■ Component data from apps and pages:
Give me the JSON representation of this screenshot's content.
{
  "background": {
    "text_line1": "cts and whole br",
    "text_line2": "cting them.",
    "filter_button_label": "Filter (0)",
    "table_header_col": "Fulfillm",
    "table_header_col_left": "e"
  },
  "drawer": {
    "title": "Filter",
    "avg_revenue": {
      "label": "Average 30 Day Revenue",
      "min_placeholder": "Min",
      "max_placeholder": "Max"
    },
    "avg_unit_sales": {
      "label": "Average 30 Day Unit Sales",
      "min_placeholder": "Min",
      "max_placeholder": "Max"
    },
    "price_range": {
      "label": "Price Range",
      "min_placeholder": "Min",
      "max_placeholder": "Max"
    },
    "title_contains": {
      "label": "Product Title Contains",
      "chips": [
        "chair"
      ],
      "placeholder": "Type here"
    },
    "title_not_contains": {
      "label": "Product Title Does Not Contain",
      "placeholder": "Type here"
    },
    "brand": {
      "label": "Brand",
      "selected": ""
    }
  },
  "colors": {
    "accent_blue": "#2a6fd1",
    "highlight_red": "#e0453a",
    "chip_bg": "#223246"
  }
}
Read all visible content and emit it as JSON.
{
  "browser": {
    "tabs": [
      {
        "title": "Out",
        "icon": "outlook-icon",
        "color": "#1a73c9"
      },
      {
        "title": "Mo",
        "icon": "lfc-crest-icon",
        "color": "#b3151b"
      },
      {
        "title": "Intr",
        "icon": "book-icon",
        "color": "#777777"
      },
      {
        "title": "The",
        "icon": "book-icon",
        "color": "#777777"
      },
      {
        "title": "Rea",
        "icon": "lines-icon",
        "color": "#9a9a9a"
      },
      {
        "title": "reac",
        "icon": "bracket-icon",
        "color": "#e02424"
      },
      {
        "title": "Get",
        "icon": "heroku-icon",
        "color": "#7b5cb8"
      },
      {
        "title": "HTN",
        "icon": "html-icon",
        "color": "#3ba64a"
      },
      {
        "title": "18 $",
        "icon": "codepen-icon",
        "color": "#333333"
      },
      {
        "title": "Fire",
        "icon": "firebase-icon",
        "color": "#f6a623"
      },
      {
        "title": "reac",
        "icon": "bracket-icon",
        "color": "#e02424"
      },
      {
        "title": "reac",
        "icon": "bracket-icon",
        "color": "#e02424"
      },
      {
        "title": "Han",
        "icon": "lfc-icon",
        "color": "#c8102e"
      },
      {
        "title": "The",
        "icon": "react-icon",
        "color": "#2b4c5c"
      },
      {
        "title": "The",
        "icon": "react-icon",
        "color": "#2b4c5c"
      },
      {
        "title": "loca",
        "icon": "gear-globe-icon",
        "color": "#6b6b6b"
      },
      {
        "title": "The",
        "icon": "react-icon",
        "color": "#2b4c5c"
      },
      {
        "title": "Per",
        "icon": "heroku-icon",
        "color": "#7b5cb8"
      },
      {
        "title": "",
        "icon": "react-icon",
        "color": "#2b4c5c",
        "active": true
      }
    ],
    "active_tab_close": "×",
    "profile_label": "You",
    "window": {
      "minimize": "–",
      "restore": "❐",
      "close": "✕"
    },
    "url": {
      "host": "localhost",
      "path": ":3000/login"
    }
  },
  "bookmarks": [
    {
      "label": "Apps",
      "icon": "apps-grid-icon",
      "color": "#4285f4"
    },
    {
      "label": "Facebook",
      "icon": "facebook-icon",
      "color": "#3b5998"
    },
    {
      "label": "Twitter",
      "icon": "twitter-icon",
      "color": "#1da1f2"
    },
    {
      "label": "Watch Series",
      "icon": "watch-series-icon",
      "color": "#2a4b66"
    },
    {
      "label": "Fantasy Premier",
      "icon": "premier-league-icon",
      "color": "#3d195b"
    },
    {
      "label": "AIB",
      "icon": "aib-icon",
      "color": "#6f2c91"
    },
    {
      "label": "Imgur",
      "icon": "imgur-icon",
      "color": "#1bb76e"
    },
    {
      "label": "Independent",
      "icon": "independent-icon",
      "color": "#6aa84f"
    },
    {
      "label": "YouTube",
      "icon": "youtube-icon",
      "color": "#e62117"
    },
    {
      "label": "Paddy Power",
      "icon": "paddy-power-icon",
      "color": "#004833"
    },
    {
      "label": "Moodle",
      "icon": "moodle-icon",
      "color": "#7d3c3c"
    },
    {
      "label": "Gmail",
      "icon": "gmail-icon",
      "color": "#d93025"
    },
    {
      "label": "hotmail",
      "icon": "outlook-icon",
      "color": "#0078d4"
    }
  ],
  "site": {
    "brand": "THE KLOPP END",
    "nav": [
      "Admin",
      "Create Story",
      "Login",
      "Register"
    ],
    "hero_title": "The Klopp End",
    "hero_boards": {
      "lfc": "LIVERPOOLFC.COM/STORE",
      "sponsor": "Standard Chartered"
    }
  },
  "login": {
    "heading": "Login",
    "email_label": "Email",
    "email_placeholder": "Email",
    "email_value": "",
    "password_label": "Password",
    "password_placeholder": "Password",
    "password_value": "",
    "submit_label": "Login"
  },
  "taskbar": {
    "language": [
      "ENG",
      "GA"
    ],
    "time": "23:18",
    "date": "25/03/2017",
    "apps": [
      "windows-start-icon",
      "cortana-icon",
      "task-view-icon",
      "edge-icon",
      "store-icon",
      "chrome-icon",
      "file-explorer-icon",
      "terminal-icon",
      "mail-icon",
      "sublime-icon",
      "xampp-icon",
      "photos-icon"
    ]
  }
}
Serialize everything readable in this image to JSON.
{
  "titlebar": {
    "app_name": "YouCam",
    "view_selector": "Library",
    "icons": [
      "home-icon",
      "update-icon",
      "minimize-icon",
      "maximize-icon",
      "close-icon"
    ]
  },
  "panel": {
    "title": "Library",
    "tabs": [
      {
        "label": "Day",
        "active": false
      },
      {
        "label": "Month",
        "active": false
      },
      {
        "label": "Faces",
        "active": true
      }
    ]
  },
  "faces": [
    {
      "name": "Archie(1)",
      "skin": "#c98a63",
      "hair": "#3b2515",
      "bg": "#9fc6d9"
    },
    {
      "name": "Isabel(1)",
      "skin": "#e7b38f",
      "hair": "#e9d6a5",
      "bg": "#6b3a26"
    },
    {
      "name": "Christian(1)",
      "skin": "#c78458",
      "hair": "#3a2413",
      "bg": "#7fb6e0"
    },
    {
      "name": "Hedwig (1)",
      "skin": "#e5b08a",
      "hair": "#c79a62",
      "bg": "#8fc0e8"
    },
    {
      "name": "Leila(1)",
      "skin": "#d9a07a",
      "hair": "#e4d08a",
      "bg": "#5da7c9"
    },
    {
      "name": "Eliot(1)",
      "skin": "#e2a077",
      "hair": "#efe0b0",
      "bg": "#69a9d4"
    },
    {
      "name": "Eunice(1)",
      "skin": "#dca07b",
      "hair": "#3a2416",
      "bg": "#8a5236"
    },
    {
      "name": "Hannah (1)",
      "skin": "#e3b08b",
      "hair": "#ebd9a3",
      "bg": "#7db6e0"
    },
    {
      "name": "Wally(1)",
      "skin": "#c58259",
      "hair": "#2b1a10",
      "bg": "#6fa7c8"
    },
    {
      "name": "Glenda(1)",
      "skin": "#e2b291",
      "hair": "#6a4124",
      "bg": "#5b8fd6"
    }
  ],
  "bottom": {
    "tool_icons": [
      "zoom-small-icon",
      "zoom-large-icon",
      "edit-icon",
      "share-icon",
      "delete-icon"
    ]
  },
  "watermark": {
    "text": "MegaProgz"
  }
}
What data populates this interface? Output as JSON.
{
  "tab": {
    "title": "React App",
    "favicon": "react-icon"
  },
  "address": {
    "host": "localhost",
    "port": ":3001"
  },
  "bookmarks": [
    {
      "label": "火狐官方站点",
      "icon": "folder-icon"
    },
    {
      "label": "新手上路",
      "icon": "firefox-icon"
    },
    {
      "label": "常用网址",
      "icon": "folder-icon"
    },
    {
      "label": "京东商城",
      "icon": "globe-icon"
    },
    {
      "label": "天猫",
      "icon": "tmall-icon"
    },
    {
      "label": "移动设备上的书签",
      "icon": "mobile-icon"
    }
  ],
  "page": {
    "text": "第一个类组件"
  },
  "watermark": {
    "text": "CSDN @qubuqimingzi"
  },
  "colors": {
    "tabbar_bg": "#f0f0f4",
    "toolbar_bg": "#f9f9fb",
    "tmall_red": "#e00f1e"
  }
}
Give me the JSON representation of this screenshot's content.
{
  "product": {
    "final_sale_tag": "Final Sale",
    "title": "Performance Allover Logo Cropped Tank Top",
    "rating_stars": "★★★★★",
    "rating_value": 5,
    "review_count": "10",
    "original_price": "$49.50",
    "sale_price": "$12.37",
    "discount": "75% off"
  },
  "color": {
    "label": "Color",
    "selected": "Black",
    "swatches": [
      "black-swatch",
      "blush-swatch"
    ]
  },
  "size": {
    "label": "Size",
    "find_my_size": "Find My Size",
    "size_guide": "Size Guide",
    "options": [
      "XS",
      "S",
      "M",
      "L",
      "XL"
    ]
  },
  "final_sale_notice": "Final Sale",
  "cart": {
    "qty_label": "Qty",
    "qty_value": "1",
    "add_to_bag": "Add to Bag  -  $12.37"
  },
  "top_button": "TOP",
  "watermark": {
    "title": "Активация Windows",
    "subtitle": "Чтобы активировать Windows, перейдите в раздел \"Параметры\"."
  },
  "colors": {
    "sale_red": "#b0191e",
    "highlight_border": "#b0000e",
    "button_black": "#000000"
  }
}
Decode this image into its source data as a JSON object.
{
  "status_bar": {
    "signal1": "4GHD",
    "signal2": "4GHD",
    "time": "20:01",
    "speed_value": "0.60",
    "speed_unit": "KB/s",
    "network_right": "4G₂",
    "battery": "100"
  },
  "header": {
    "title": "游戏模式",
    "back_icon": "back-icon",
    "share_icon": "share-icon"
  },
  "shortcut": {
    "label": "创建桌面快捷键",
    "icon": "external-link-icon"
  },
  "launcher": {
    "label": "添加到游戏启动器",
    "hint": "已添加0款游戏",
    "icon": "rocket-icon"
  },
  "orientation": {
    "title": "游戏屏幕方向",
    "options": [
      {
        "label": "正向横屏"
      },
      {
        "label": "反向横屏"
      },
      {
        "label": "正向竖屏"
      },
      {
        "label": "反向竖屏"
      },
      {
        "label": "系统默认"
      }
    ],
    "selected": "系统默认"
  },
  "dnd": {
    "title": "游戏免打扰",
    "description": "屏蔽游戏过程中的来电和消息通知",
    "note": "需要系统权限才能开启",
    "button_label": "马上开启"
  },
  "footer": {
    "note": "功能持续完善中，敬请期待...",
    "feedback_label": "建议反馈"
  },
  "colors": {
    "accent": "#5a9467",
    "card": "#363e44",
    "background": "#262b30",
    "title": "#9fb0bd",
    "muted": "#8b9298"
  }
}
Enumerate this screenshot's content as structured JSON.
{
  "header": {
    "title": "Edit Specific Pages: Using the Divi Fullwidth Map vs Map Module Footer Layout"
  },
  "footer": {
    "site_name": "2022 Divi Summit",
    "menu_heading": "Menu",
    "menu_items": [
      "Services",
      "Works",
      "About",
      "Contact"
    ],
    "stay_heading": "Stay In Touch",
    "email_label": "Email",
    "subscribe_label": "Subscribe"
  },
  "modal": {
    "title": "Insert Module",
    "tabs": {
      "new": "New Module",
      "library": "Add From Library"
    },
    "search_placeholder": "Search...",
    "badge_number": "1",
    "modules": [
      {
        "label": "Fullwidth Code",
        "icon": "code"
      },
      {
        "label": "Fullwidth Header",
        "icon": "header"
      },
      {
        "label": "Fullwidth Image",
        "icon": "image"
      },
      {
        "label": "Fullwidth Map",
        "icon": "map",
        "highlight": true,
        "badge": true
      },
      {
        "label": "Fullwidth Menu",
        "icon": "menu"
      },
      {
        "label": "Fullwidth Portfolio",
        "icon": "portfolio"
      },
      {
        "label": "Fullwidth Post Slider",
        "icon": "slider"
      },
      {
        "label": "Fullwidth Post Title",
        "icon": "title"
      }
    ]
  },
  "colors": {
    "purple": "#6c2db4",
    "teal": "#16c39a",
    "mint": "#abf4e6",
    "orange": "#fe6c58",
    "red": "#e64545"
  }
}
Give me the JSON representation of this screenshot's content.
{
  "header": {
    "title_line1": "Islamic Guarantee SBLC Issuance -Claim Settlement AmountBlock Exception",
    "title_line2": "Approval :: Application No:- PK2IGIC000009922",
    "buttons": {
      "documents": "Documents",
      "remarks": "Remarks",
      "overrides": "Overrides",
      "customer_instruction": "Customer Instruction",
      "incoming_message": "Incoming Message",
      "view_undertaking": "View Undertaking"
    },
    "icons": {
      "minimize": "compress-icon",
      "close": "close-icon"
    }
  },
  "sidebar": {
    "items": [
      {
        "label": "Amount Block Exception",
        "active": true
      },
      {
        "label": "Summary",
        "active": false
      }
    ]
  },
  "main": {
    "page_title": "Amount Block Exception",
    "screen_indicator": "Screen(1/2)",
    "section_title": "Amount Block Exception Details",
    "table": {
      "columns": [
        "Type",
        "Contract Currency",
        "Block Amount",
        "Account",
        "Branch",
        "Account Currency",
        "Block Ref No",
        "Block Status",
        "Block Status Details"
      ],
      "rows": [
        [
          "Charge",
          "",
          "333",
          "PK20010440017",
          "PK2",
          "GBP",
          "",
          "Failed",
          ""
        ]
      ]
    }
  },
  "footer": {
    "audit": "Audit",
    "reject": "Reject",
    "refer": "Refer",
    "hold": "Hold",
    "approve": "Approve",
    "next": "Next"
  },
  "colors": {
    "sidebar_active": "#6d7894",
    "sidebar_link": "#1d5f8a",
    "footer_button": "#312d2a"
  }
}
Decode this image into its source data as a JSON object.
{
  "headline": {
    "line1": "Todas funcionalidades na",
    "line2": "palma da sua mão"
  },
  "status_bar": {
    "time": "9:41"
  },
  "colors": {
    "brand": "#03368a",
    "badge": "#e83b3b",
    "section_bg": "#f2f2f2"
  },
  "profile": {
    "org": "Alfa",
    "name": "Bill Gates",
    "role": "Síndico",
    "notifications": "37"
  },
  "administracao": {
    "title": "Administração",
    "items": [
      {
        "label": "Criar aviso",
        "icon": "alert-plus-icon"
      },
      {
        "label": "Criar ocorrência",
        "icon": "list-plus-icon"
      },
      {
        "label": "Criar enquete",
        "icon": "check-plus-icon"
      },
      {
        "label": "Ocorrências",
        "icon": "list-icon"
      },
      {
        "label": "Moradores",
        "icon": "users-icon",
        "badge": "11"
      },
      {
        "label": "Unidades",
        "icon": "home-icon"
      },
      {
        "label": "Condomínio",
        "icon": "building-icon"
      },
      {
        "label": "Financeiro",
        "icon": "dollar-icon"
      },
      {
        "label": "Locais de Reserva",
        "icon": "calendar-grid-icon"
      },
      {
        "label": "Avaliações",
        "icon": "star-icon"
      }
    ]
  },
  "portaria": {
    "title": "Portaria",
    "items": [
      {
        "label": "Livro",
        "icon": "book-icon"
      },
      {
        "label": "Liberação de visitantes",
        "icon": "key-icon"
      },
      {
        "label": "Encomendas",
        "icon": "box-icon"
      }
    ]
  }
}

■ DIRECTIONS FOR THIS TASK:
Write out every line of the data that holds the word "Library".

■ ANSWER TO THIS PROBLEM:
    "view_selector": "Library",
    "title": "Library",
      "library": "Add From Library"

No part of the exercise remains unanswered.